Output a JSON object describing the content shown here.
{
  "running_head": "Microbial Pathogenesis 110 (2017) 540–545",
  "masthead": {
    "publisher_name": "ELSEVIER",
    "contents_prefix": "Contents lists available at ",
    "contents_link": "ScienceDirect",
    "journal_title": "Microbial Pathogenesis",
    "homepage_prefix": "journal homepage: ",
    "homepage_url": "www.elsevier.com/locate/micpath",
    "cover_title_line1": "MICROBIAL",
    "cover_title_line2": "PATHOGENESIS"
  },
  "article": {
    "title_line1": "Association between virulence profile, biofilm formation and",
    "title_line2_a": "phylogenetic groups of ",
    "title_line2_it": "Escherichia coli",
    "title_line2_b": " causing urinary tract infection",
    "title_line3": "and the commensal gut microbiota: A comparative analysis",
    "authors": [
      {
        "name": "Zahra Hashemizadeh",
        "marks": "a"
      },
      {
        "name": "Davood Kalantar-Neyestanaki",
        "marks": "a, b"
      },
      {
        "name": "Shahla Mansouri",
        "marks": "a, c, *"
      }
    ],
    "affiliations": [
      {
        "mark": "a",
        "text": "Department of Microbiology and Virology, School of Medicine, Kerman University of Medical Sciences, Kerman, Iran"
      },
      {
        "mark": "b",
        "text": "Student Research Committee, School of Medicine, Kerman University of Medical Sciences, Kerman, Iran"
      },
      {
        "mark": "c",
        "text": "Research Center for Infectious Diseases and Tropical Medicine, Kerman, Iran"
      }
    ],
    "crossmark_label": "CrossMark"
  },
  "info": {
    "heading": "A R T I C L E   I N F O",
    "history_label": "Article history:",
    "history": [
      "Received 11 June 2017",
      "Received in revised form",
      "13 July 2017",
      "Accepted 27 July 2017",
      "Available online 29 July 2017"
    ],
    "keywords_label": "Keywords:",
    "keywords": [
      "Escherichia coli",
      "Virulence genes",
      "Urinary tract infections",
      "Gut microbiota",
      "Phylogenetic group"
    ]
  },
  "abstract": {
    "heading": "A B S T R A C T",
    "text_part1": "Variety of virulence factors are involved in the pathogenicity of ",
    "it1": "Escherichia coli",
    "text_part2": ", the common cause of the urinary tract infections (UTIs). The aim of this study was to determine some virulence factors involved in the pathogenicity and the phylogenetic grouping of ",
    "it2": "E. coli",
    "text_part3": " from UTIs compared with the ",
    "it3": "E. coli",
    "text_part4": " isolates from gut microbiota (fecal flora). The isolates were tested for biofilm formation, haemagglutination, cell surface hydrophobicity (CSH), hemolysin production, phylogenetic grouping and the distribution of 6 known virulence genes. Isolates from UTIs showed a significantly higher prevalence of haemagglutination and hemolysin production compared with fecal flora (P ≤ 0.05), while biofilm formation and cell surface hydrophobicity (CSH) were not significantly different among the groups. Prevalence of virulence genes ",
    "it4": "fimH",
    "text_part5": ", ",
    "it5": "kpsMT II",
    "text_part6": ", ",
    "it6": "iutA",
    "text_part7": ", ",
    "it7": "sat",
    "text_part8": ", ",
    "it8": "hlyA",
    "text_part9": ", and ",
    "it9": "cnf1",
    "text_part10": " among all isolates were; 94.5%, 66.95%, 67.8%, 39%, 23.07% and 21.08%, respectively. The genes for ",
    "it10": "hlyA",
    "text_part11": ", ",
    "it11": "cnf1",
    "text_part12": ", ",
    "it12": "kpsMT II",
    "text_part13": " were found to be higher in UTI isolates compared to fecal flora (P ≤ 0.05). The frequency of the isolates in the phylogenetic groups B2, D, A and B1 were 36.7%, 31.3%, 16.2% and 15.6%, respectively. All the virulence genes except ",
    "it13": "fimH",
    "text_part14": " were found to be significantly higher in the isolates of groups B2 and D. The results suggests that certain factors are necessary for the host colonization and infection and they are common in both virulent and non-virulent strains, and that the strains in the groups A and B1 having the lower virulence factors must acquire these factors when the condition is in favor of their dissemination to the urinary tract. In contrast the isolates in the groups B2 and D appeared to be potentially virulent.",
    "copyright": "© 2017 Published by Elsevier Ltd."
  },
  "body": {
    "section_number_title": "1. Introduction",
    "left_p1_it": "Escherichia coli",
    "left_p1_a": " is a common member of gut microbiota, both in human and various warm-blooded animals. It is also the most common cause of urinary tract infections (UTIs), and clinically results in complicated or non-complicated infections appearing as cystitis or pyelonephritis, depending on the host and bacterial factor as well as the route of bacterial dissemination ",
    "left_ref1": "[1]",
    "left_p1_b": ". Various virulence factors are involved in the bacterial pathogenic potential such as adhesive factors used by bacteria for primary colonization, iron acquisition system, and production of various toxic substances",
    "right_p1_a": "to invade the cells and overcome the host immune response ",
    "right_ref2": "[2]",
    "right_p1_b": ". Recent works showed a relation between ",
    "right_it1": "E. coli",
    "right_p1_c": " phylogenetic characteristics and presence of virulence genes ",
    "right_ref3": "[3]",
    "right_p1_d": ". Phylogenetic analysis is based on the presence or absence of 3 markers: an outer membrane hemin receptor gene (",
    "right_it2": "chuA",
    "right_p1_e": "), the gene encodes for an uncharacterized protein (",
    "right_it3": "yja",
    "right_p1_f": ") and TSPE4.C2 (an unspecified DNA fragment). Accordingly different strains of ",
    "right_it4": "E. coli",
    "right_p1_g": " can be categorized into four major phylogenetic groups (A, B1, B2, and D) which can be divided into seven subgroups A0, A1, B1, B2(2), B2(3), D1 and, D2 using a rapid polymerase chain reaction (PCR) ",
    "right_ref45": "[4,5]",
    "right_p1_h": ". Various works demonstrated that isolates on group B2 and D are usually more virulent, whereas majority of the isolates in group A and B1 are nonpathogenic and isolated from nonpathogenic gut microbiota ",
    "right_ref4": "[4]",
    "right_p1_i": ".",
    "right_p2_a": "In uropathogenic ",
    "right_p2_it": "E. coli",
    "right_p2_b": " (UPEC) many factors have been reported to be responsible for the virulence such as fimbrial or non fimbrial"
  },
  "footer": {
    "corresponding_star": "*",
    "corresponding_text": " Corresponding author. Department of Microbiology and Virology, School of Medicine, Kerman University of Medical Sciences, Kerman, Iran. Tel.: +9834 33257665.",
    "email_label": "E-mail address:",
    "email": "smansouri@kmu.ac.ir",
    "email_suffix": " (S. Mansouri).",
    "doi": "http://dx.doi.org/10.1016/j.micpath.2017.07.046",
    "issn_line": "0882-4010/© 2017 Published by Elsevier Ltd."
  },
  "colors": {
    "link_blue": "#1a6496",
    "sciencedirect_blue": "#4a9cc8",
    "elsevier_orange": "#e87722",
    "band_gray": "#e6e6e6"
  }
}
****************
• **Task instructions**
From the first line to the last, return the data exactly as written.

• **Written solution**
Output a JSON object describing the content shown here.
{
  "running_head": "Microbial Pathogenesis 110 (2017) 540–545",
  "masthead": {
    "publisher_name": "ELSEVIER",
    "contents_prefix": "Contents lists available at ",
    "contents_link": "ScienceDirect",
    "journal_title": "Microbial Pathogenesis",
    "homepage_prefix": "journal homepage: ",
    "homepage_url": "www.elsevier.com/locate/micpath",
    "cover_title_line1": "MICROBIAL",
    "cover_title_line2": "PATHOGENESIS"
  },
  "article": {
    "title_line1": "Association between virulence profile, biofilm formation and",
    "title_line2_a": "phylogenetic groups of ",
    "title_line2_it": "Escherichia coli",
    "title_line2_b": " causing urinary tract infection",
    "title_line3": "and the commensal gut microbiota: A comparative analysis",
    "authors": [
      {
        "name": "Zahra Hashemizadeh",
        "marks": "a"
      },
      {
        "name": "Davood Kalantar-Neyestanaki",
        "marks": "a, b"
      },
      {
        "name": "Shahla Mansouri",
        "marks": "a, c, *"
      }
    ],
    "affiliations": [
      {
        "mark": "a",
        "text": "Department of Microbiology and Virology, School of Medicine, Kerman University of Medical Sciences, Kerman, Iran"
      },
      {
        "mark": "b",
        "text": "Student Research Committee, School of Medicine, Kerman University of Medical Sciences, Kerman, Iran"
      },
      {
        "mark": "c",
        "text": "Research Center for Infectious Diseases and Tropical Medicine, Kerman, Iran"
      }
    ],
    "crossmark_label": "CrossMark"
  },
  "info": {
    "heading": "A R T I C L E   I N F O",
    "history_label": "Article history:",
    "history": [
      "Received 11 June 2017",
      "Received in revised form",
      "13 July 2017",
      "Accepted 27 July 2017",
      "Available online 29 July 2017"
    ],
    "keywords_label": "Keywords:",
    "keywords": [
      "Escherichia coli",
      "Virulence genes",
      "Urinary tract infections",
      "Gut microbiota",
      "Phylogenetic group"
    ]
  },
  "abstract": {
    "heading": "A B S T R A C T",
    "text_part1": "Variety of virulence factors are involved in the pathogenicity of ",
    "it1": "Escherichia coli",
    "text_part2": ", the common cause of the urinary tract infections (UTIs). The aim of this study was to determine some virulence factors involved in the pathogenicity and the phylogenetic grouping of ",
    "it2": "E. coli",
    "text_part3": " from UTIs compared with the ",
    "it3": "E. coli",
    "text_part4": " isolates from gut microbiota (fecal flora). The isolates were tested for biofilm formation, haemagglutination, cell surface hydrophobicity (CSH), hemolysin production, phylogenetic grouping and the distribution of 6 known virulence genes. Isolates from UTIs showed a significantly higher prevalence of haemagglutination and hemolysin production compared with fecal flora (P ≤ 0.05), while biofilm formation and cell surface hydrophobicity (CSH) were not significantly different among the groups. Prevalence of virulence genes ",
    "it4": "fimH",
    "text_part5": ", ",
    "it5": "kpsMT II",
    "text_part6": ", ",
    "it6": "iutA",
    "text_part7": ", ",
    "it7": "sat",
    "text_part8": ", ",
    "it8": "hlyA",
    "text_part9": ", and ",
    "it9": "cnf1",
    "text_part10": " among all isolates were; 94.5%, 66.95%, 67.8%, 39%, 23.07% and 21.08%, respectively. The genes for ",
    "it10": "hlyA",
    "text_part11": ", ",
    "it11": "cnf1",
    "text_part12": ", ",
    "it12": "kpsMT II",
    "text_part13": " were found to be higher in UTI isolates compared to fecal flora (P ≤ 0.05). The frequency of the isolates in the phylogenetic groups B2, D, A and B1 were 36.7%, 31.3%, 16.2% and 15.6%, respectively. All the virulence genes except ",
    "it13": "fimH",
    "text_part14": " were found to be significantly higher in the isolates of groups B2 and D. The results suggests that certain factors are necessary for the host colonization and infection and they are common in both virulent and non-virulent strains, and that the strains in the groups A and B1 having the lower virulence factors must acquire these factors when the condition is in favor of their dissemination to the urinary tract. In contrast the isolates in the groups B2 and D appeared to be potentially virulent.",
    "copyright": "© 2017 Published by Elsevier Ltd."
  },
  "body": {
    "section_number_title": "1. Introduction",
    "left_p1_it": "Escherichia coli",
    "left_p1_a": " is a common member of gut microbiota, both in human and various warm-blooded animals. It is also the most common cause of urinary tract infections (UTIs), and clinically results in complicated or non-complicated infections appearing as cystitis or pyelonephritis, depending on the host and bacterial factor as well as the route of bacterial dissemination ",
    "left_ref1": "[1]",
    "left_p1_b": ". Various virulence factors are involved in the bacterial pathogenic potential such as adhesive factors used by bacteria for primary colonization, iron acquisition system, and production of various toxic substances",
    "right_p1_a": "to invade the cells and overcome the host immune response ",
    "right_ref2": "[2]",
    "right_p1_b": ". Recent works showed a relation between ",
    "right_it1": "E. coli",
    "right_p1_c": " phylogenetic characteristics and presence of virulence genes ",
    "right_ref3": "[3]",
    "right_p1_d": ". Phylogenetic analysis is based on the presence or absence of 3 markers: an outer membrane hemin receptor gene (",
    "right_it2": "chuA",
    "right_p1_e": "), the gene encodes for an uncharacterized protein (",
    "right_it3": "yja",
    "right_p1_f": ") and TSPE4.C2 (an unspecified DNA fragment). Accordingly different strains of ",
    "right_it4": "E. coli",
    "right_p1_g": " can be categorized into four major phylogenetic groups (A, B1, B2, and D) which can be divided into seven subgroups A0, A1, B1, B2(2), B2(3), D1 and, D2 using a rapid polymerase chain reaction (PCR) ",
    "right_ref45": "[4,5]",
    "right_p1_h": ". Various works demonstrated that isolates on group B2 and D are usually more virulent, whereas majority of the isolates in group A and B1 are nonpathogenic and isolated from nonpathogenic gut microbiota ",
    "right_ref4": "[4]",
    "right_p1_i": ".",
    "right_p2_a": "In uropathogenic ",
    "right_p2_it": "E. coli",
    "right_p2_b": " (UPEC) many factors have been reported to be responsible for the virulence such as fimbrial or non fimbrial"
  },
  "footer": {
    "corresponding_star": "*",
    "corresponding_text": " Corresponding author. Department of Microbiology and Virology, School of Medicine, Kerman University of Medical Sciences, Kerman, Iran. Tel.: +9834 33257665.",
    "email_label": "E-mail address:",
    "email": "smansouri@kmu.ac.ir",
    "email_suffix": " (S. Mansouri).",
    "doi": "http://dx.doi.org/10.1016/j.micpath.2017.07.046",
    "issn_line": "0882-4010/© 2017 Published by Elsevier Ltd."
  },
  "colors": {
    "link_blue": "#1a6496",
    "sciencedirect_blue": "#4a9cc8",
    "elsevier_orange": "#e87722",
    "band_gray": "#e6e6e6"
  }
}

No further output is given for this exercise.